Welcome, all. I am grateful for Congresswoman Matsui and Senator Luján’s presence here today as well as the U.S. and international industry, academia, and government agencies in attendance. I look forward to discussing 6G and how we can work with our partners to promote open, interoperable, secure, and reliable approaches to this technology. 

We are in the midst of a long boom of mobile communications connectivity and productivity. From 3G to 4G to 5G, advances in mobile data in particular have brought the Internet to billions of people around the world. It has been an amazing success story, powered by global standards and technology innovation. 6G will be the next step in that evolution and revolution. 

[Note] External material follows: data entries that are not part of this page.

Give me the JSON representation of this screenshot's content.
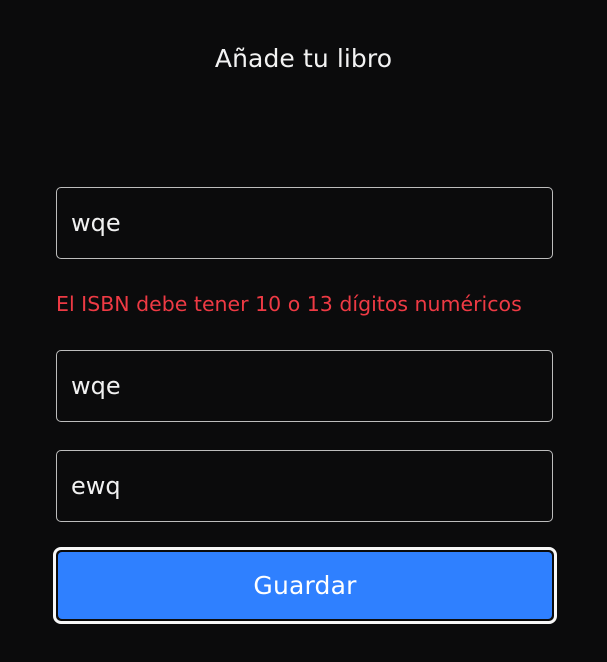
{
  "form": {
    "title": "Añade tu libro",
    "isbn": {
      "value": "wqe",
      "error": "El ISBN debe tener 10 o 13 dígitos numéricos"
    },
    "field_two": {
      "value": "wqe"
    },
    "field_three": {
      "value": "ewq"
    },
    "save_label": "Guardar"
  },
  "colors": {
    "background": "#0b0b0c",
    "error": "#ee3a44",
    "button": "#2f80ff",
    "field_border": "#bdbdbd"
  }
}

It may seem strange to be talking about 6G at a time when so many Americans and people around the world are still just learning about 5G and the promises it holds. But we know from past experience that we need to be planning ahead. It is so important for policymakers to look ahead to this next-generation technology and how we can harness the innovations it will bring.

To start, 6G will be deployed at a time when mobile connectivity has become centrally important in our daily lives. But in a 6G world, our phones may not be the most important device we carry.  

The possibility of ubiquitous connectivity with 6G could enable the ability to sense the environment, people and objects. This could usher in a new era of situational awareness as well as sustainability and sector efficiencies. But it also raises questions about how authoritarian governments could deploy this technology for further surveillance – and control — of their citizens.

Another key aspect of 6G is network virtualization and openness, which presents incredible possibilities including:

  • Maximizing the use of artificial intelligence and machine learning throughout the network stack.
  • Facilitating ubiquitous coverage, including the most hard-to-reach areas, and providing the user with a seamless connectivity experience. 
  • Reduced power consumption and increased energy efficiency.

At NTIA, we are excited to help usher in this virtualization and openness through our $1.5 billion Public Wireless Supply Chain Innovation Fund. This fund will support both 5G and 6G by spurring development of open, interoperable, and standards-based networks. These networks will almost certainly make up the backbone of 6G. I’m grateful for the cooperation between the executive and legislative branches that led to this fund. I look forward to working closely with our Congressional colleagues on implementation.

That brings me to our discussion with Congressional leaders now. Senator Luján and Congresswoman Matsui, thank you both for being here today. You both bring a unique perspective to the conversation. 

Senator Luján, Chairman of the Senate Commerce Communications Subcommittee, is a champion for closing the digital divide and making sure no one is left behind as we move to next-generation technologies.

Congresswoman Matsui, Ranking Member of the House Energy & Commerce Communications Subcommittee, is a long-time advocate for smart spectrum policy. We appreciate your leadership on these issues.